The wounded red man could not answer this query, and he now became so exhausted that the others questioned him no further.
The fire was started up, and a generous meal for all hands was prepared, of which the Indian was given all that was good for him. Then the red man went to sleep, while the Radburys began to mend the battered door and put things into shape generally. Poke Stover went off to the timber, to find out what had become of Ralph's deer, and to see if any of the enemy were still lurking in the vicinity.
It was learned by nightfall that no Indians were around for miles, and this made the Radburys breathe much more easily. Strange to say, Stover had found the deer just where Mr. Radbury had left it, and now brought it in.
"A good shot, lad," said the old frontiersman to Ralph. "No one could have made a better."
"Yes, it was a good shot," answered the boy. "I'm afraid I'll not be able to do as well every time."
"You mustn't expect it. If you could do as well every time you'd be as fine a shot as Davy Crockett himself."
"They tell me Crockett thinks of coming down to Texas," put in Mr. Radbury. "They say he is tired of things up in Tennessee."
"Yes, I heard he was coming down," replied Poke Stover. "Well, he's a wonderful old fighter, and if we have any trouble with the Mexicans ye can reckon on it as how he'll be to the front from the very start." How true was the old frontiersman's prediction the future chapters of our tale will show.
They hardly knew what to do with the Indian. Stover wished to turn him out to shift for himself, but the boys pleaded for the wounded red man, and in the end he was allowed to remain where he was. The Radburys retired to their sleeping-apartment, while Stover made himself comfortable in front of the big open fireplace. All, however, slept, as the saying goes, "with one eye open."
The next week was a busy one. It was found that not only had the Indians attacked the cabin, but they had also tried to wreck the cattle shed, and both structures had to be mended and put into order. During the absence of the settlers some of the cattle and the mustangs had strayed away to other ranges, and these had to be rounded up, for in those days men of limited means, like Mr. Radbury, did not allow their live stock to wander far away, to be rounded up once or twice a year. If they had allowed this, cattle and ponies might have gotten into the Indian country and never been heard of again.
At the end of the week Poke Stover left, stating that he was going to make a trip to San Antonio de Bexar, to learn how matters were going politically.
"There may be a scrap on already," he remarked, "and, if so, I don't want to be sitting here, sucking my thumbs."
"I admire your sentiment," replied Mr. Radbury. "If there is trouble, can I rely upon you to give me warning?"
"Certainly," answered Poke Stover.

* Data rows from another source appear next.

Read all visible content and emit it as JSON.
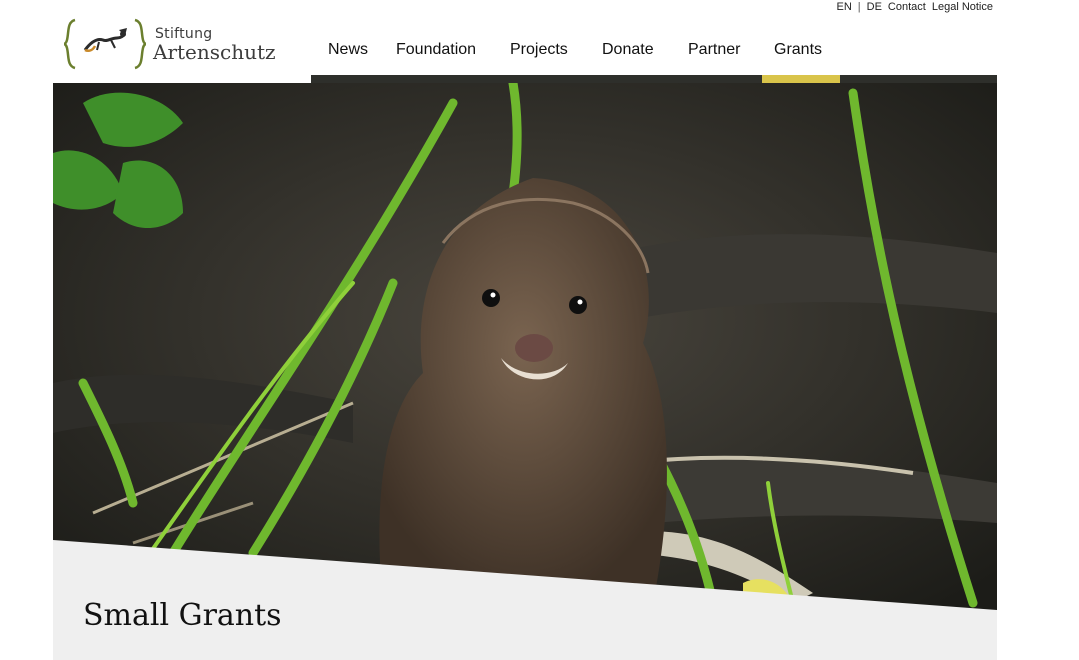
{
  "topbar": {
    "lang_en": "EN",
    "lang_separator": "|",
    "lang_de": "DE",
    "contact": "Contact",
    "legal": "Legal Notice"
  },
  "logo": {
    "line1": "Stiftung",
    "line2": "Artenschutz"
  },
  "nav": {
    "items": [
      "News",
      "Foundation",
      "Projects",
      "Donate",
      "Partner",
      "Grants"
    ],
    "active": "Grants"
  },
  "hero": {
    "subject": "mink-in-grass-photo"
  },
  "content": {
    "title": "Small Grants"
  },
  "colors": {
    "accent": "#d9c44a",
    "navbar": "#2e2f2b",
    "logo_green": "#6b7f2e",
    "content_bg": "#efefef"
  }
}
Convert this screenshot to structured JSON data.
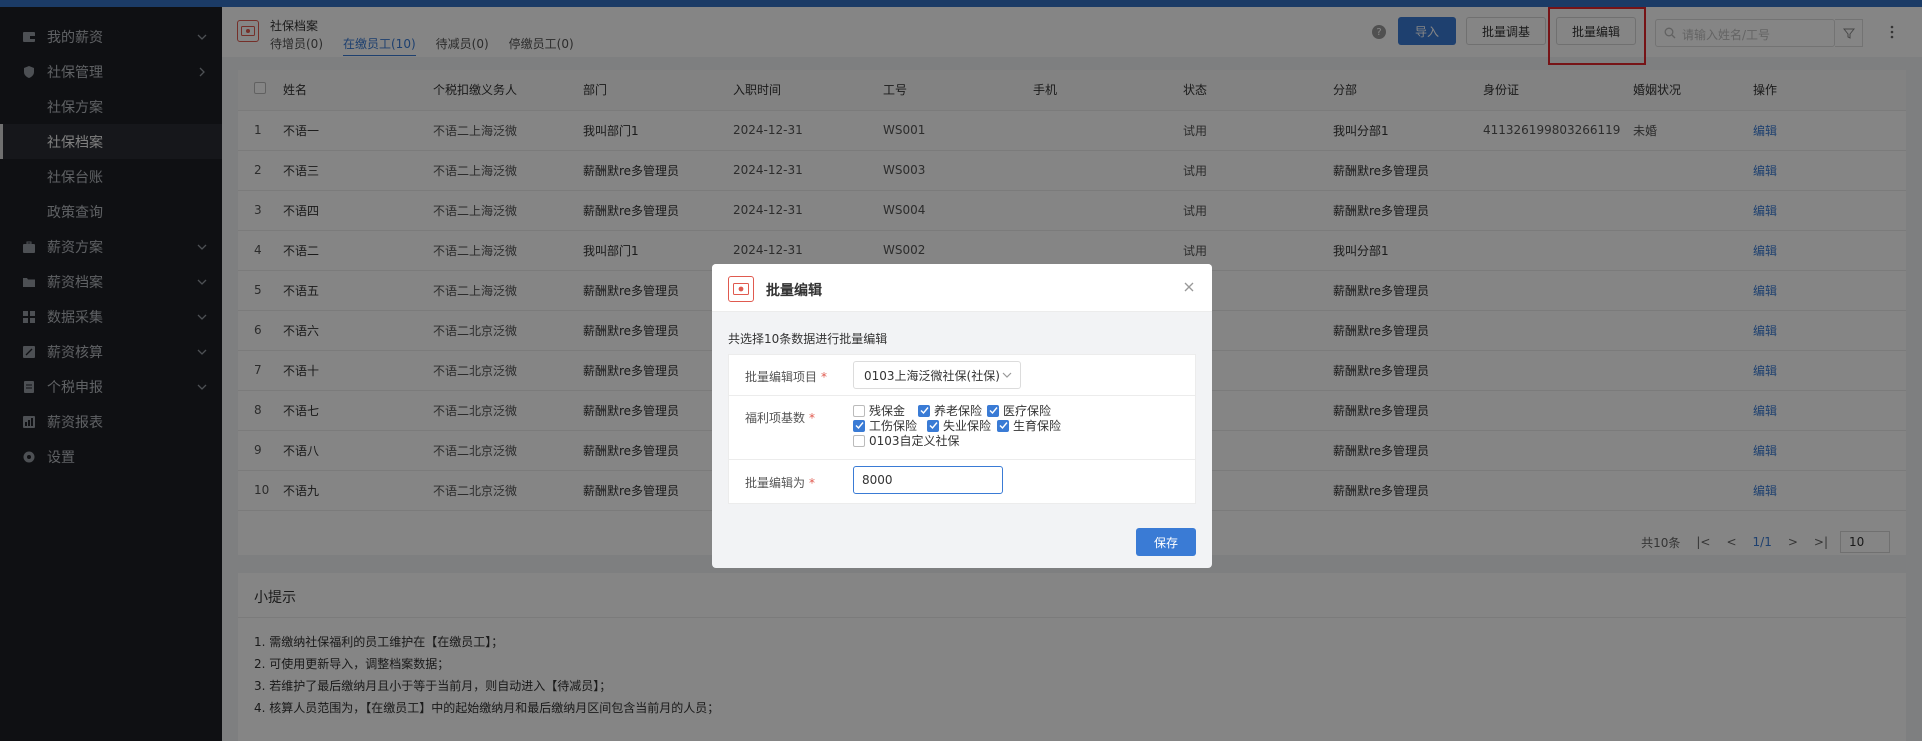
{
  "sidebar": {
    "items": [
      {
        "label": "我的薪资",
        "icon": "wallet-icon",
        "chevron": "down"
      },
      {
        "label": "社保管理",
        "icon": "shield-icon",
        "chevron": "right"
      },
      {
        "label": "社保方案",
        "sub": true
      },
      {
        "label": "社保档案",
        "sub": true,
        "active": true
      },
      {
        "label": "社保台账",
        "sub": true
      },
      {
        "label": "政策查询",
        "sub": true
      },
      {
        "label": "薪资方案",
        "icon": "briefcase-icon",
        "chevron": "down"
      },
      {
        "label": "薪资档案",
        "icon": "folder-icon",
        "chevron": "down"
      },
      {
        "label": "数据采集",
        "icon": "data-icon",
        "chevron": "down"
      },
      {
        "label": "薪资核算",
        "icon": "calculator-icon",
        "chevron": "down"
      },
      {
        "label": "个税申报",
        "icon": "tax-icon",
        "chevron": "down"
      },
      {
        "label": "薪资报表",
        "icon": "report-icon"
      },
      {
        "label": "设置",
        "icon": "gear-icon"
      }
    ]
  },
  "header": {
    "title": "社保档案",
    "tabs": [
      "待增员(0)",
      "在缴员工(10)",
      "待减员(0)",
      "停缴员工(0)"
    ],
    "import_label": "导入",
    "batch_adjust_label": "批量调基",
    "batch_edit_label": "批量编辑",
    "search_placeholder": "请输入姓名/工号"
  },
  "table": {
    "columns": [
      "姓名",
      "个税扣缴义务人",
      "部门",
      "入职时间",
      "工号",
      "手机",
      "状态",
      "分部",
      "身份证",
      "婚姻状况",
      "操作"
    ],
    "rows": [
      {
        "no": "1",
        "name": "不语一",
        "agent": "不语二上海泛微",
        "dept": "我叫部门1",
        "date": "2024-12-31",
        "id": "WS001",
        "phone": "",
        "status": "试用",
        "branch": "我叫分部1",
        "idcard": "411326199803266119",
        "marital": "未婚",
        "op": "编辑"
      },
      {
        "no": "2",
        "name": "不语三",
        "agent": "不语二上海泛微",
        "dept": "薪酬默re多管理员",
        "date": "2024-12-31",
        "id": "WS003",
        "phone": "",
        "status": "试用",
        "branch": "薪酬默re多管理员",
        "idcard": "",
        "marital": "",
        "op": "编辑"
      },
      {
        "no": "3",
        "name": "不语四",
        "agent": "不语二上海泛微",
        "dept": "薪酬默re多管理员",
        "date": "2024-12-31",
        "id": "WS004",
        "phone": "",
        "status": "试用",
        "branch": "薪酬默re多管理员",
        "idcard": "",
        "marital": "",
        "op": "编辑"
      },
      {
        "no": "4",
        "name": "不语二",
        "agent": "不语二上海泛微",
        "dept": "我叫部门1",
        "date": "2024-12-31",
        "id": "WS002",
        "phone": "",
        "status": "试用",
        "branch": "我叫分部1",
        "idcard": "",
        "marital": "",
        "op": "编辑"
      },
      {
        "no": "5",
        "name": "不语五",
        "agent": "不语二上海泛微",
        "dept": "薪酬默re多管理员",
        "date": "",
        "id": "",
        "phone": "",
        "status": "",
        "branch": "薪酬默re多管理员",
        "idcard": "",
        "marital": "",
        "op": "编辑"
      },
      {
        "no": "6",
        "name": "不语六",
        "agent": "不语二北京泛微",
        "dept": "薪酬默re多管理员",
        "date": "",
        "id": "",
        "phone": "",
        "status": "",
        "branch": "薪酬默re多管理员",
        "idcard": "",
        "marital": "",
        "op": "编辑"
      },
      {
        "no": "7",
        "name": "不语十",
        "agent": "不语二北京泛微",
        "dept": "薪酬默re多管理员",
        "date": "",
        "id": "",
        "phone": "",
        "status": "",
        "branch": "薪酬默re多管理员",
        "idcard": "",
        "marital": "",
        "op": "编辑"
      },
      {
        "no": "8",
        "name": "不语七",
        "agent": "不语二北京泛微",
        "dept": "薪酬默re多管理员",
        "date": "",
        "id": "",
        "phone": "",
        "status": "",
        "branch": "薪酬默re多管理员",
        "idcard": "",
        "marital": "",
        "op": "编辑"
      },
      {
        "no": "9",
        "name": "不语八",
        "agent": "不语二北京泛微",
        "dept": "薪酬默re多管理员",
        "date": "",
        "id": "",
        "phone": "",
        "status": "",
        "branch": "薪酬默re多管理员",
        "idcard": "",
        "marital": "",
        "op": "编辑"
      },
      {
        "no": "10",
        "name": "不语九",
        "agent": "不语二北京泛微",
        "dept": "薪酬默re多管理员",
        "date": "",
        "id": "",
        "phone": "",
        "status": "",
        "branch": "薪酬默re多管理员",
        "idcard": "",
        "marital": "",
        "op": "编辑"
      }
    ]
  },
  "pager": {
    "total": "共10条",
    "page": "1/1",
    "size": "10"
  },
  "tips": {
    "title": "小提示",
    "items": [
      "1. 需缴纳社保福利的员工维护在【在缴员工】；",
      "2. 可使用更新导入，调整档案数据；",
      "3. 若维护了最后缴纳月且小于等于当前月，则自动进入【待减员】；",
      "4. 核算人员范围为，【在缴员工】中的起始缴纳月和最后缴纳月区间包含当前月的人员；"
    ]
  },
  "modal": {
    "title": "批量编辑",
    "desc": "共选择10条数据进行批量编辑",
    "item_label": "批量编辑项目",
    "item_value": "0103上海泛微社保(社保)",
    "base_label": "福利项基数",
    "checkboxes": [
      {
        "label": "残保金",
        "checked": false
      },
      {
        "label": "养老保险",
        "checked": true
      },
      {
        "label": "医疗保险",
        "checked": true
      },
      {
        "label": "工伤保险",
        "checked": true
      },
      {
        "label": "失业保险",
        "checked": true
      },
      {
        "label": "生育保险",
        "checked": true
      },
      {
        "label": "0103自定义社保",
        "checked": false
      }
    ],
    "edit_to_label": "批量编辑为",
    "edit_to_value": "8000",
    "required_mark": "*",
    "save_label": "保存"
  },
  "colors": {
    "primary": "#3a7bd5",
    "highlight": "#e3262b",
    "sidebar_bg": "#1f2126"
  }
}
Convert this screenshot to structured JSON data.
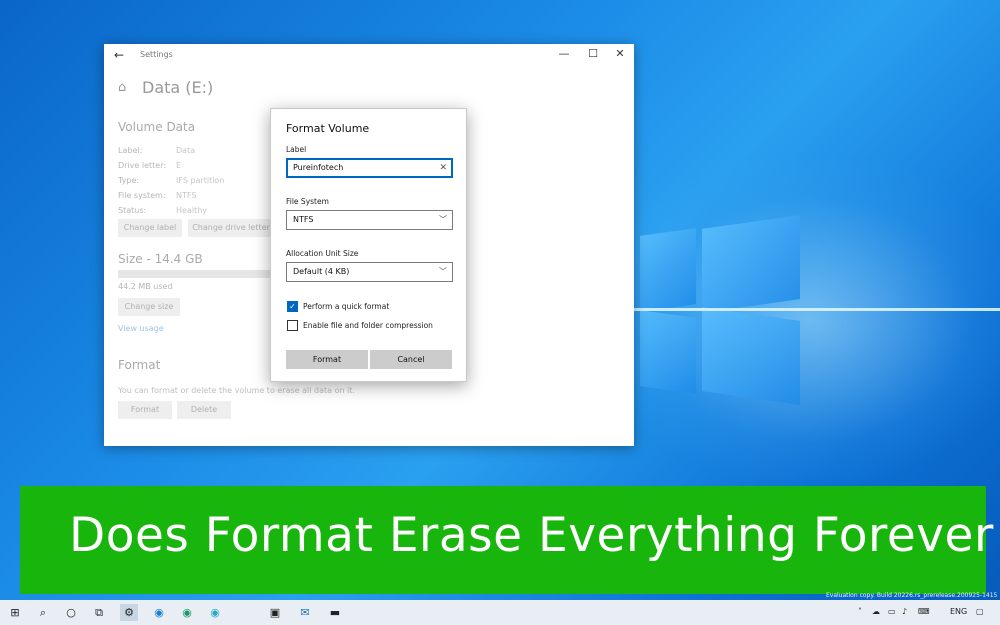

He left on Saturday morning, and on Sunday Big Foot sat up for the first time. The Radburys had done their best for him, and for this he was extremely grateful.
"Big Foot pay back some day," he said. "Pay back sure." The boys hardly gave attention to these words, but had good cause to remember them later.
During the next few months matters ran smoothly, until one day when some of the settlers from Gonzales came in. They reported another Indian uprising farther eastward, and declared that the local government was doing nothing to check the red men.
"We must take the law into our own hands, neighbour Radbury," said one, who lived a matter of thirty miles away, yet considered himself a fairly close neighbour. "The Mexicans don't care a rap for us, and I reckon they'd just as lief see the Injuns ride over us as not."
"I trust Santa Anna does the right thing by us," answered Mr. Radbury.
"I wouldn't trust any of 'em."
"Well, if they don't do right, they had better look out for Sam Houston, or he'll be on their heels."
"Yes, I've great faith in Houston," was the other settler's answer. "He's a lawyer and a fighter, and I reckon he can whip 'em both in the court-room or on the battle-field."